If pressed, I would propose a different formulation. What I believe is that a sensitive, open soul in the presence of art, morality, or beauty may be able, if she concentrates, to extract meaning and value from the experience. But this meaning and value will not necessarily convey simple, uplifting lessons or moral improvement. Rather, these lessons may be something different entirely: in the case of Art, ambiguity, complexity, and obscurity may illuminate certain open-ended pathways of thought; in the case of Beauty, awe, desire, and uncanniness may give rise to fear, frustration, and a feeling of loss. Surely there are certain lessons to be learned, and moral growth to be had, in the contemplation of beauty and art. But I would contend these lessons may not be comforting ones to learn, and in the case of Great Art and Great Beauty, they are almost certain to be neither simple nor clear.

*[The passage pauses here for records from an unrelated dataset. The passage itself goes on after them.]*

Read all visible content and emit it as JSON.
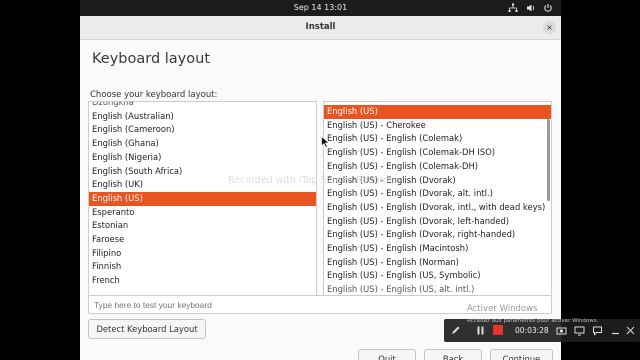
{
  "topbar": {
    "clock": "Sep 14  13:01",
    "icons": [
      "network-icon",
      "speaker-icon",
      "power-icon"
    ]
  },
  "window": {
    "title": "Install",
    "close_glyph": "×"
  },
  "page": {
    "title": "Keyboard layout",
    "choose_label": "Choose your keyboard layout:"
  },
  "layout_list": {
    "items": [
      "Dzongkha",
      "English (Australian)",
      "English (Cameroon)",
      "English (Ghana)",
      "English (Nigeria)",
      "English (South Africa)",
      "English (UK)",
      "English (US)",
      "Esperanto",
      "Estonian",
      "Faroese",
      "Filipino",
      "Finnish",
      "French"
    ],
    "selected": "English (US)"
  },
  "variant_list": {
    "items": [
      "English (US)",
      "English (US) - Cherokee",
      "English (US) - English (Colemak)",
      "English (US) - English (Colemak-DH ISO)",
      "English (US) - English (Colemak-DH)",
      "English (US) - English (Dvorak)",
      "English (US) - English (Dvorak, alt. intl.)",
      "English (US) - English (Dvorak, intl., with dead keys)",
      "English (US) - English (Dvorak, left-handed)",
      "English (US) - English (Dvorak, right-handed)",
      "English (US) - English (Macintosh)",
      "English (US) - English (Norman)",
      "English (US) - English (US, Symbolic)",
      "English (US) - English (US, alt. intl.)"
    ],
    "selected": "English (US)"
  },
  "test_input": {
    "placeholder": "Type here to test your keyboard"
  },
  "buttons": {
    "detect": "Detect Keyboard Layout",
    "quit": "Quit",
    "back": "Back",
    "continue": "Continue"
  },
  "overlays": {
    "recorded_watermark": "Recorded with iTop Screen Recorder",
    "activate_windows": "Activer Windows",
    "activate_hint": "Accédez aux paramètres pour activer Windows.",
    "rec_time": "00:03:28"
  },
  "colors": {
    "accent": "#e95420",
    "topbar": "#1c1c1c",
    "window_bg": "#fafafa"
  }
}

Perhaps that is the biggest moral lesson to learn, after all: the world, and our experience of it, is too big to be shoehorned neatly into any coherent system of belief. That the world, in many respects, is completely indifferent to our own personal lives and fates, and there are meaningful, awe-inspiring, and wonderful things out there which have nothing at all to do with our petty concerns. Perhaps that is the real power of Beauty and Art and Morality: writ large, they are a reminder of our own insignificance, and a spur to the sort of radical doubt that encourages us to seek harder for the meaning and value—the sources and guides to morality—in our own circumscribed lives.

That is a good lesson, but I’m not sure how you’re going to print it in a textbook.
“I see no justice in that plan.”

“Who said,” lashed out Isaac Penn, “that you, a man, can always perceive justice? Who said that justice is what you imagine? Can you be sure that you know it when you see it, that you will live long enough to recognize the decisive thunder of its occurrence, that it can be manifest within a generation, within ten generations, within the entire span of human existence? What you are talking about is common sense, not justice. Justice is higher and not as easy to understand—until it presents itself in unmistakable splendor. The design of which I speak is far above our understanding. But we can sometimes feel its presence.”

— Mark Helprin, Winter’s Tale

© 2014 The Epicurean Dealmaker. All rights reserved.